The patent system is a disaster for technology. Granted, it makes perfect sense to have a system in place to protect unique and innovative concepts and ensure that other companies or individuals don’t simply copy ideas derived from the blood, sweat, and tears of other’s research and development efforts. I get that. I agree with that.
There is a breakdown, however, somewhere in the process. The USPTO (United States Patent and Trademark Office) lists five easy steps for acquiring a patent:
1. Search existing patents to ensure the “new” concept isn’t already patented
2. Review the fee schedule to figure out how much money the patent will cost
3. File the application for the patent
4. Check back periodically to see if the patent has been awarded
5. Continue to pay maintenance fees in order to keep the patent in good standing
Let’s begin with step one. There are millions–approaching ten million–patents. Some are utility patents, some are design patents, and some are plant patents (I won’t even bother getting into how or why someone can patent a plant–let’s just say I am pretty sure it has to do with large pharmaceutical companies)–so you can narrow the field somewhat. But, sifting through millions of patents and comparing them to ensure the new patent is unique is a daunting process.
Once the patent is filed, the USPTO still has to examine it, verify that it doesn’t violate or infringe on existing patents, and make sure that it meets the criteria that it invent or discover a new and useful process, machine, article of manufacture, or compositions of matters, or any new useful improvement thereof.
The USPTO received 485,312 patent applications in 2008. It awarded 185,224 of those patents. That means that this government agency was responsible for reviewing over 1,300 patents per day on average, and it awarded almost 40 percent of them.

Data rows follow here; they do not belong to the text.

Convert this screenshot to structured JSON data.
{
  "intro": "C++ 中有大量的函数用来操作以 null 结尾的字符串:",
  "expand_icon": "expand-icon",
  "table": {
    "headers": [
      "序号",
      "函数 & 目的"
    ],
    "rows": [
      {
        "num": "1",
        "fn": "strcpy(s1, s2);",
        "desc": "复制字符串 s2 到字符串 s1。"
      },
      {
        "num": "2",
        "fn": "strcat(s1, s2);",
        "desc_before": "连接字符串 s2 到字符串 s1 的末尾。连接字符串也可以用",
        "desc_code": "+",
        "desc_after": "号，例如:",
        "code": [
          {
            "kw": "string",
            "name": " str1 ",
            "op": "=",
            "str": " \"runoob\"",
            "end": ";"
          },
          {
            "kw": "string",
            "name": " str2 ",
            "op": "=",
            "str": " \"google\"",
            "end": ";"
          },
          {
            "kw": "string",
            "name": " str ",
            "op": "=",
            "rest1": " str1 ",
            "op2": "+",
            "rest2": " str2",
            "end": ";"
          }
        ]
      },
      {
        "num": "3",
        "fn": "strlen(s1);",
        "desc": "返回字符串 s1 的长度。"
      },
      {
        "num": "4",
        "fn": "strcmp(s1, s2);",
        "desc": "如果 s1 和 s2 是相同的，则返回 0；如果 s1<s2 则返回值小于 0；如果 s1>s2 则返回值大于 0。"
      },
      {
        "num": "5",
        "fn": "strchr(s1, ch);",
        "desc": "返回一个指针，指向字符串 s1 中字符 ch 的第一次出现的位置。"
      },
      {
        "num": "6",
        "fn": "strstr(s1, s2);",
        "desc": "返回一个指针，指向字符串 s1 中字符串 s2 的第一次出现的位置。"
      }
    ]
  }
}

The sheer volume of patent applications is overwhelming and reviewing and approving them assumes some level of understanding of the concepts and technologies being patented. It’s easy to see how seemingly frivolous patents slip through the cracks, especially when one of the criteria essentially allows you to patent a patent infringement since it’s allowable to patent a “new useful improvement” of an existing patent.
Ron Gula, CEO of Tenable Network Security, agrees “The issue I have with patents is that the vetting process tries to take into account every possible prior patent and prior art. As we generate more and more content, this problem becomes exponentially more difficult. I’ve not seen a solution I like which protects inventor rights, but streamlines this process as well.”
That brings us to Apple, and HTC, and Nokia, and Motorola, and Facebook. Technology companies are all building on the past and present to create the future. None of them can claim to be solely responsible for the mechanisms and technologies their products are comprised of. It is part of the general evolution of technology, and the patent system–while designed to protect intellectual property rights–has devolved into petty, and costly bickering between companies.
While most patents end up being licensed to competitors for a fee–with royalties being paid to the patent holder for the privilege of using the patented concepts or technologies–the fact is that the patent holder does not have to allow it at all.
The USPTO Web site states “The right conferred by the patent grant is, in the language of the statute and of the grant itself, “the right to exclude others from making, using, offering for sale, or selling” the invention in the United States or “importing” the invention into the United States.”
In a nutshell, assuming Apple is correct that HTC and Nokia are infringing on its patents, it has the right to simply ban them from making using, offering, selling, or importing the infringing smartphones in the United States. Doing so would seem to be at odds with antitrust regulations, though, since the patent rights imply the authority to monopolize the patented concept.
Technology companies need to have a healthy respect for the fact that they are standing on the shoulders of the past, and building on concepts–many of which competitors came up with. I appreciate innovation and want to see unique ideas and intellectual property protected, but the world of technology patents, and patent litigation as a business strategy seems like a huge mess with no clear winner.
Something should change. I don’t have the answer.